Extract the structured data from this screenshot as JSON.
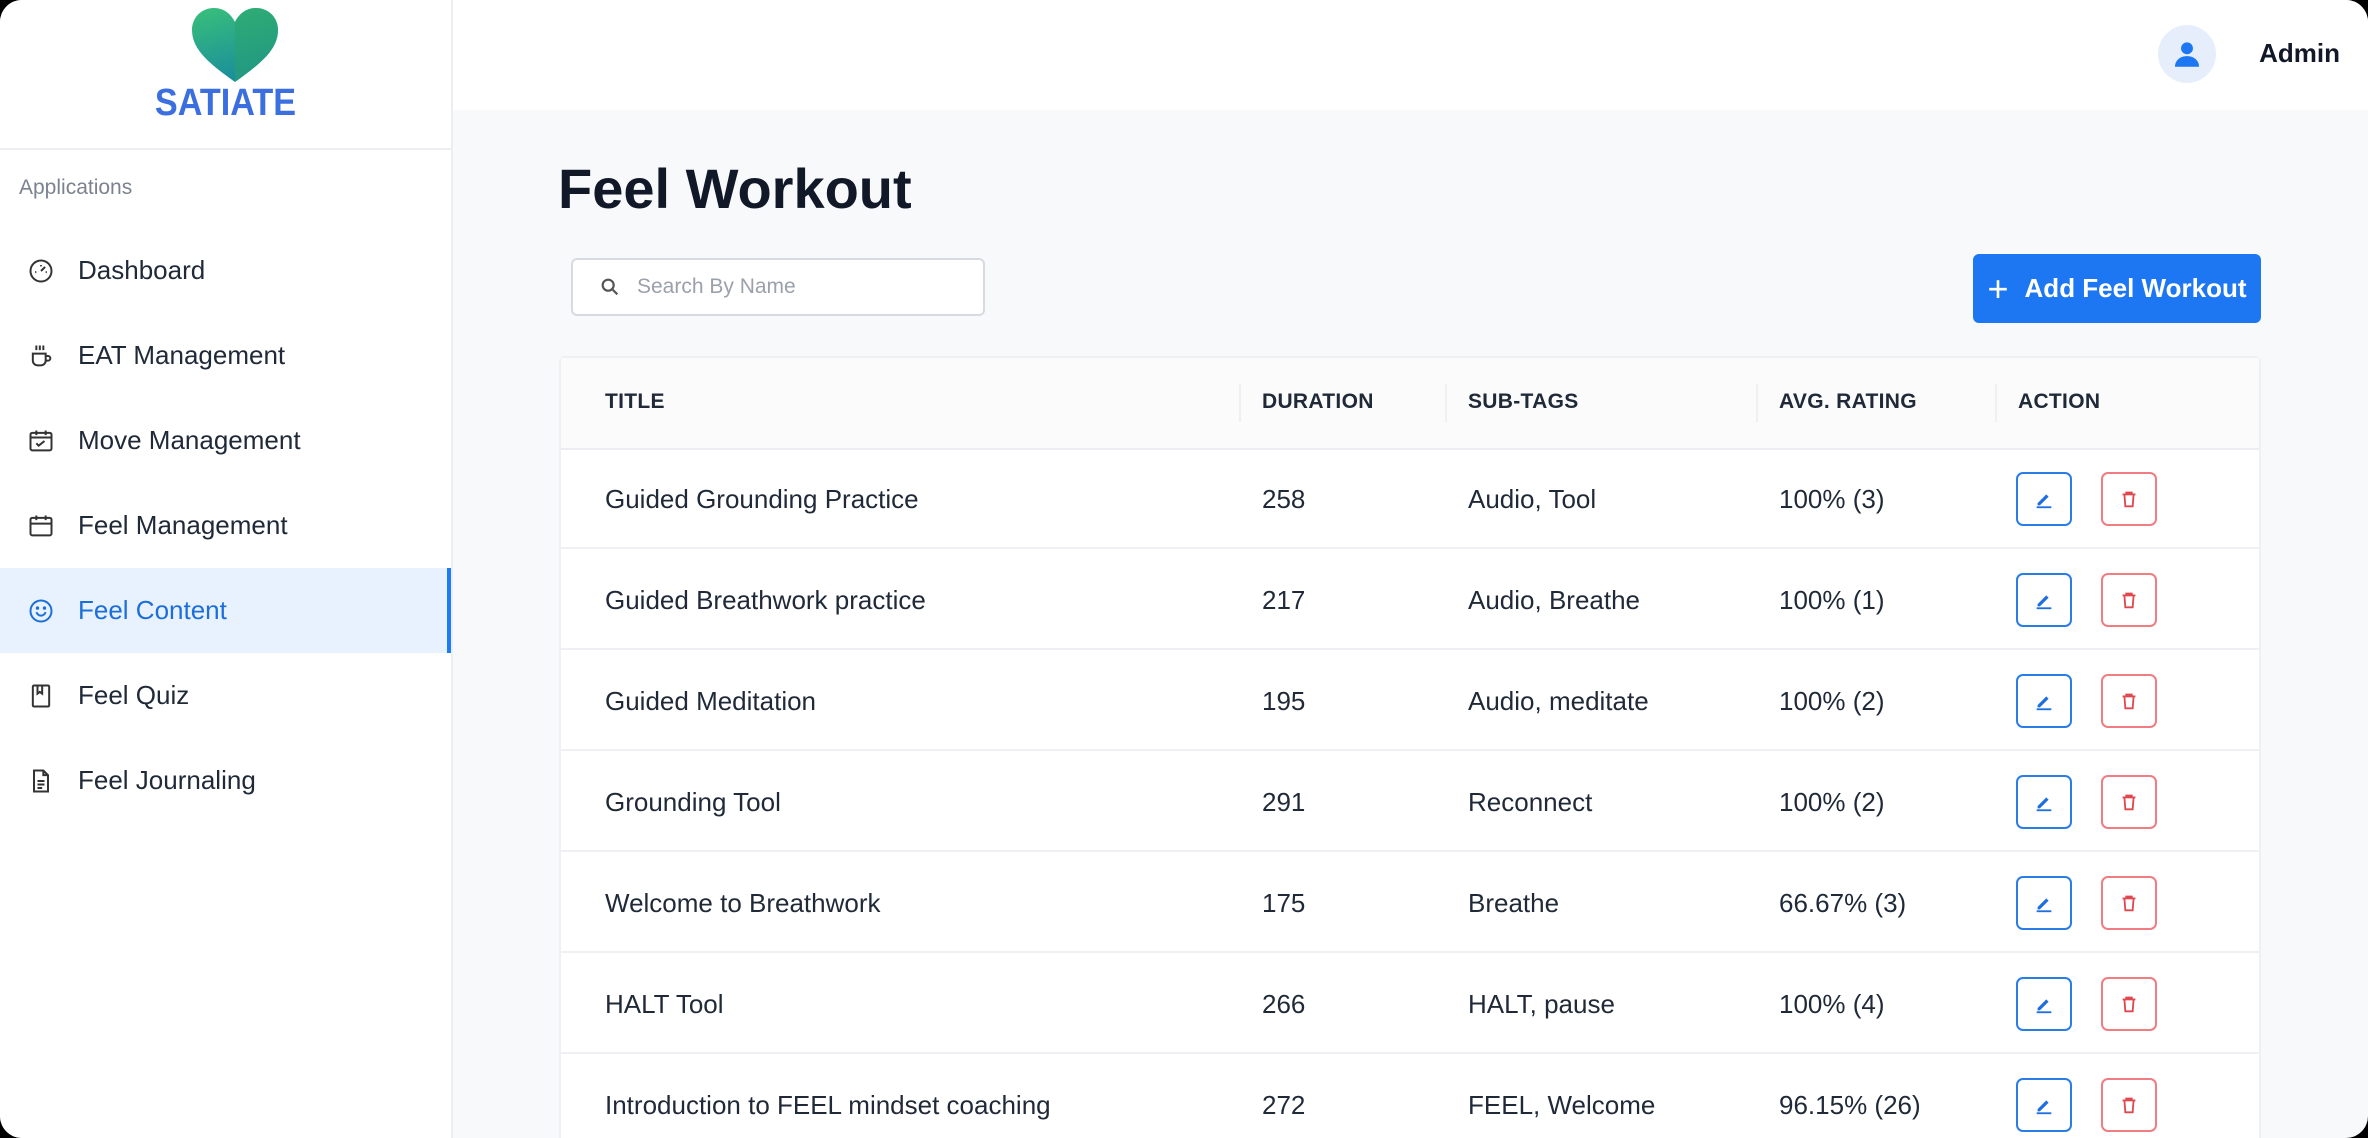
{
  "app": {
    "brand": "SATIATE"
  },
  "sidebar": {
    "section_label": "Applications",
    "items": [
      {
        "label": "Dashboard",
        "icon": "gauge-icon"
      },
      {
        "label": "EAT Management",
        "icon": "coffee-cup-icon"
      },
      {
        "label": "Move Management",
        "icon": "calendar-check-icon"
      },
      {
        "label": "Feel Management",
        "icon": "calendar-icon"
      },
      {
        "label": "Feel Content",
        "icon": "smile-icon",
        "active": true
      },
      {
        "label": "Feel Quiz",
        "icon": "bookmark-book-icon"
      },
      {
        "label": "Feel Journaling",
        "icon": "document-icon"
      }
    ]
  },
  "header": {
    "user_name": "Admin"
  },
  "main": {
    "title": "Feel Workout",
    "search_placeholder": "Search By Name",
    "add_button_label": "Add Feel Workout",
    "table": {
      "columns": [
        "TITLE",
        "DURATION",
        "SUB-TAGS",
        "AVG. RATING",
        "ACTION"
      ],
      "rows": [
        {
          "title": "Guided Grounding Practice",
          "duration": "258",
          "subtags": "Audio,  Tool",
          "rating": "100% (3)"
        },
        {
          "title": "Guided Breathwork practice",
          "duration": "217",
          "subtags": "Audio,  Breathe",
          "rating": "100% (1)"
        },
        {
          "title": "Guided Meditation",
          "duration": "195",
          "subtags": "Audio,  meditate",
          "rating": "100% (2)"
        },
        {
          "title": "Grounding Tool",
          "duration": "291",
          "subtags": "Reconnect",
          "rating": "100% (2)"
        },
        {
          "title": "Welcome to Breathwork",
          "duration": "175",
          "subtags": "Breathe",
          "rating": "66.67% (3)"
        },
        {
          "title": "HALT Tool",
          "duration": "266",
          "subtags": "HALT,  pause",
          "rating": "100% (4)"
        },
        {
          "title": "Introduction to FEEL mindset coaching",
          "duration": "272",
          "subtags": "FEEL,  Welcome",
          "rating": "96.15% (26)"
        }
      ]
    }
  },
  "colors": {
    "accent": "#1d77f2",
    "active_bg": "#e8f2fe",
    "danger": "#ef7d82"
  }
}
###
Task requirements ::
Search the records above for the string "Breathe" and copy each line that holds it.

Result ::
          "subtags": "Audio,  Breathe",
          "subtags": "Breathe",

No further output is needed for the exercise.